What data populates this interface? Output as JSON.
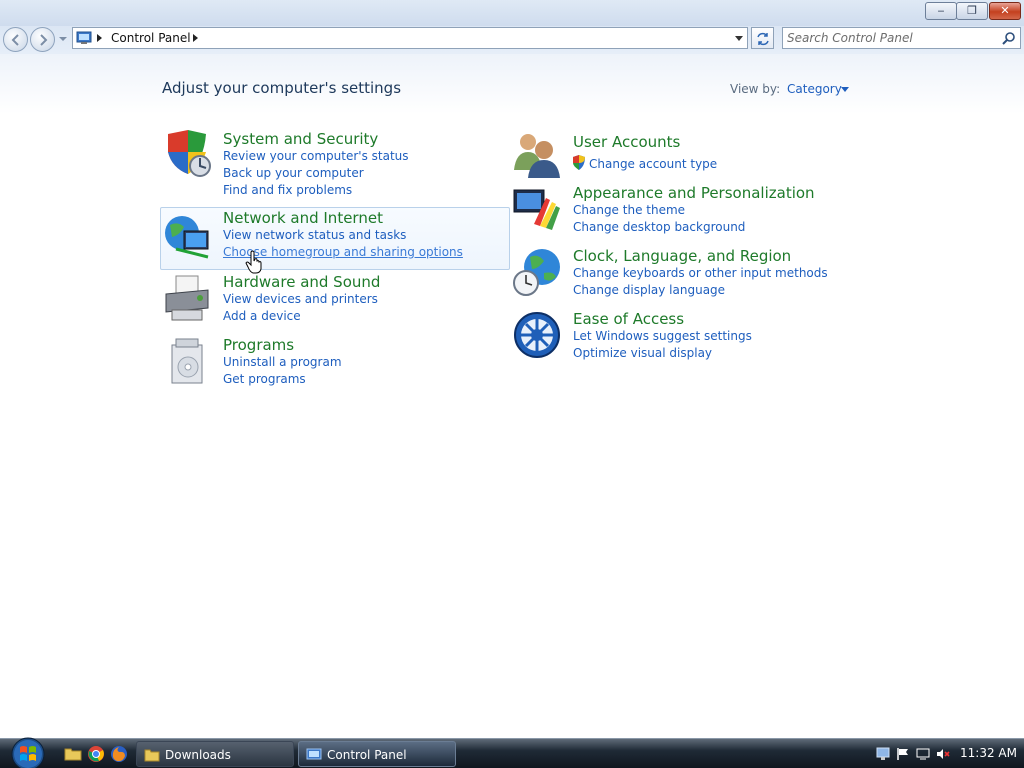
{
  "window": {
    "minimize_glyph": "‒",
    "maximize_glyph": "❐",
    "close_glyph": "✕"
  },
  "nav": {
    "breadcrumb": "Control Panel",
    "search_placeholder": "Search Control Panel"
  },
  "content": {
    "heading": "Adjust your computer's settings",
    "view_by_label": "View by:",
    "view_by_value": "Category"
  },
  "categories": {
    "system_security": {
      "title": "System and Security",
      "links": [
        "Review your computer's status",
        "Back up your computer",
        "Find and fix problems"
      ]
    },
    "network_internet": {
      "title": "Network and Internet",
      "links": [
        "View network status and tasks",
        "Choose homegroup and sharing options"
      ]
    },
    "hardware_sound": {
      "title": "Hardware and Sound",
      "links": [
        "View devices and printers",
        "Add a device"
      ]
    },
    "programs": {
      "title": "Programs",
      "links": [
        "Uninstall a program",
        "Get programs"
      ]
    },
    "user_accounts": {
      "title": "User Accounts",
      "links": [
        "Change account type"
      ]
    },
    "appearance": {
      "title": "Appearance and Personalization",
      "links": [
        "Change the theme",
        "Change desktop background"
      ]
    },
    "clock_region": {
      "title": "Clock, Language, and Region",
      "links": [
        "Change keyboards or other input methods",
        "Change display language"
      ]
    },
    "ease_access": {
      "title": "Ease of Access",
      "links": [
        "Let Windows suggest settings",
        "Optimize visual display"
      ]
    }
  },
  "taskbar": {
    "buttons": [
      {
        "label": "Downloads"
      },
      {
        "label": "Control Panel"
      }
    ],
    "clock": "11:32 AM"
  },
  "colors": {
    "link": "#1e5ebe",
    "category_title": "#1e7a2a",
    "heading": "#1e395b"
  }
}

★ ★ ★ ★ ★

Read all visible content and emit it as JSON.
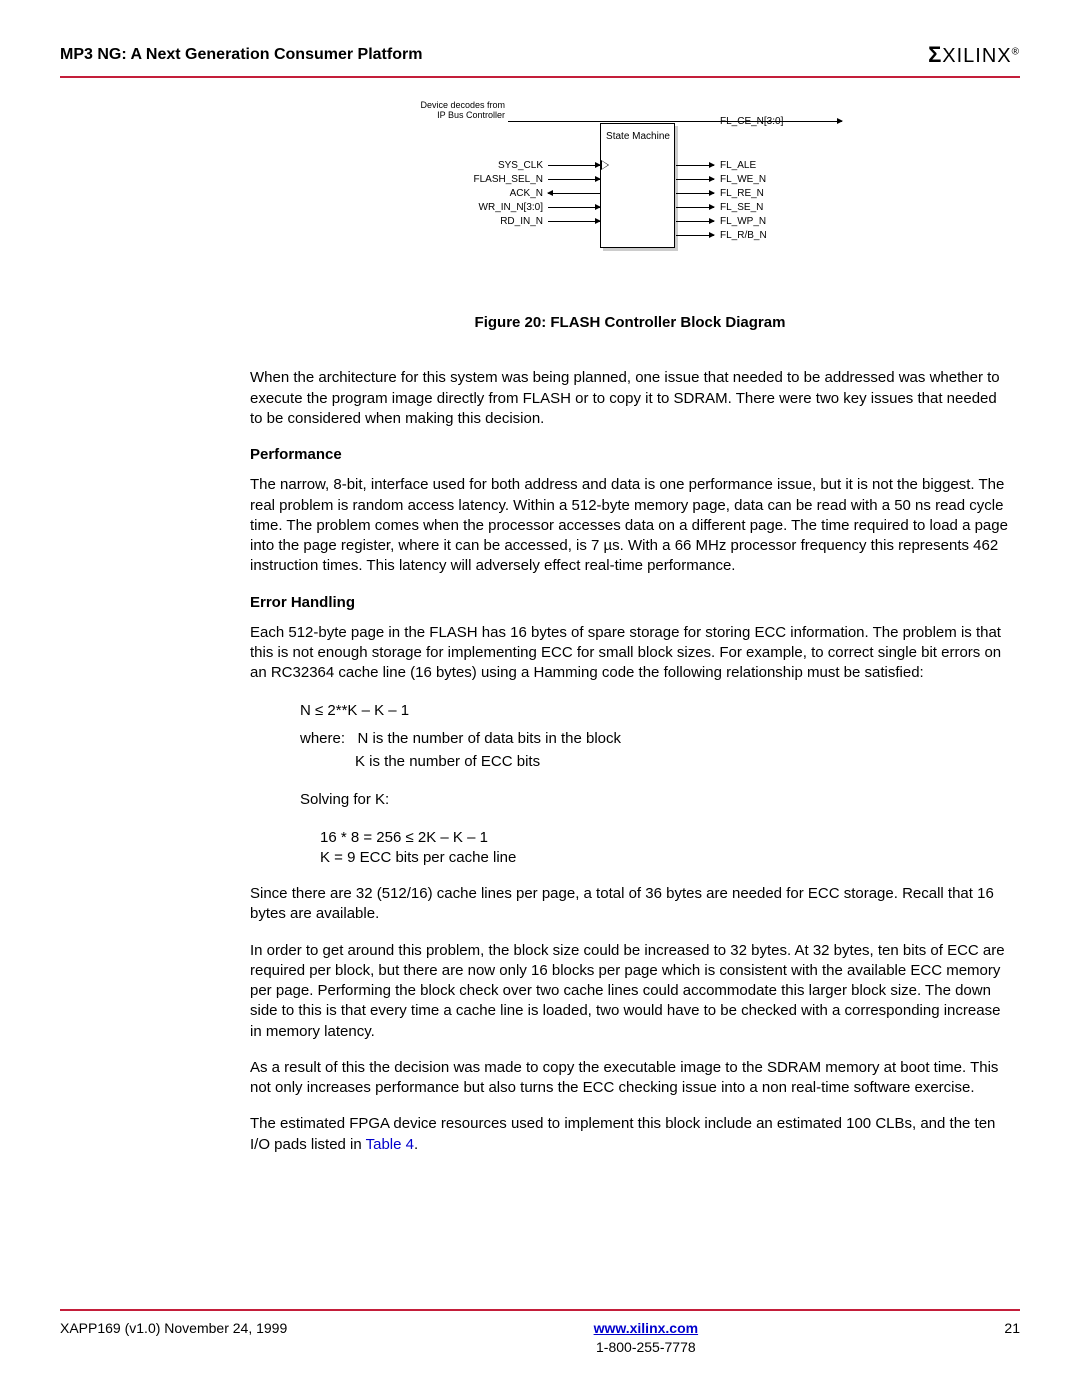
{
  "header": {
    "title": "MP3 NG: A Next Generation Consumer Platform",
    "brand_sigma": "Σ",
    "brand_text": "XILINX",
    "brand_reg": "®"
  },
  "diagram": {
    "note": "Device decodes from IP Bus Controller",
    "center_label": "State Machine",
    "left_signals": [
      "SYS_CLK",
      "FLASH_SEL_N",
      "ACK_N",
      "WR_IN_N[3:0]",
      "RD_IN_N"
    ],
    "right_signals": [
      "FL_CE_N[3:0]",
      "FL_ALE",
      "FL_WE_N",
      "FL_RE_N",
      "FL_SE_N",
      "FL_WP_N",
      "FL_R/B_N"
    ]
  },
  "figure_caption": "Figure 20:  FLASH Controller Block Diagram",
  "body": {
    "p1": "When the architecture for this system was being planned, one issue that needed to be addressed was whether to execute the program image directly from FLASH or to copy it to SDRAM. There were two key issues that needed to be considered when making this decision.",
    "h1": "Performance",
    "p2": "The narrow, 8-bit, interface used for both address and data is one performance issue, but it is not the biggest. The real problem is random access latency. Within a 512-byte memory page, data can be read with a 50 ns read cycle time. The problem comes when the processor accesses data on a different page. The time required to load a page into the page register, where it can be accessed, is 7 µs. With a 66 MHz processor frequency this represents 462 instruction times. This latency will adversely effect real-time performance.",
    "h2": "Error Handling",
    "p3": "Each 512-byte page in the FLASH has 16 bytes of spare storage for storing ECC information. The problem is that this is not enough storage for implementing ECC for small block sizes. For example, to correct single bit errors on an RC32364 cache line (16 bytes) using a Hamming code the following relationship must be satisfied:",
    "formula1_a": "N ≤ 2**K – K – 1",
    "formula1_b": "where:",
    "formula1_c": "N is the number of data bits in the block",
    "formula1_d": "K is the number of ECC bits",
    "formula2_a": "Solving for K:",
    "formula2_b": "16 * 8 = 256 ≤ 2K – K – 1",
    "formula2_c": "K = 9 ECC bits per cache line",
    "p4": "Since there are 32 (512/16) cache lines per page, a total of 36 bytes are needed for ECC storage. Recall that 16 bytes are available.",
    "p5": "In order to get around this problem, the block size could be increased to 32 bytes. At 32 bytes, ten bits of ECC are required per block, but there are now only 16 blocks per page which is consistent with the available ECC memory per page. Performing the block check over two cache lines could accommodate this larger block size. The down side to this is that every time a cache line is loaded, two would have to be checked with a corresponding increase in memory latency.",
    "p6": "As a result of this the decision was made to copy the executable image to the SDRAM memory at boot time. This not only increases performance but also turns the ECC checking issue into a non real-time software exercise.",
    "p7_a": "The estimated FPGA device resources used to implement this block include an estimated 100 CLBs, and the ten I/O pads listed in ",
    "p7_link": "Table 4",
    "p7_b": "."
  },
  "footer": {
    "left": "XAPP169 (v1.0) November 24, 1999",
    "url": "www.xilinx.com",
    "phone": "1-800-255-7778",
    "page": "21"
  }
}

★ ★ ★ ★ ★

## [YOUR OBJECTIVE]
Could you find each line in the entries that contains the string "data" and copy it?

## [RESPONSE]
What data populates this interface? Output as JSON.
    "p2": "The narrow, 8-bit, interface used for both address and data is one performance issue, but it is not the biggest. The real problem is random access latency. Within a 512-byte memory page, data can be read with a 50 ns read cycle time. The problem comes when the processor accesses data on a different page. The time required to load a page into the page register, where it can be accessed, is 7 µs. With a 66 MHz processor frequency this represents 462 instruction times. This latency will adversely effect real-time performance.",
    "formula1_c": "N is the number of data bits in the block",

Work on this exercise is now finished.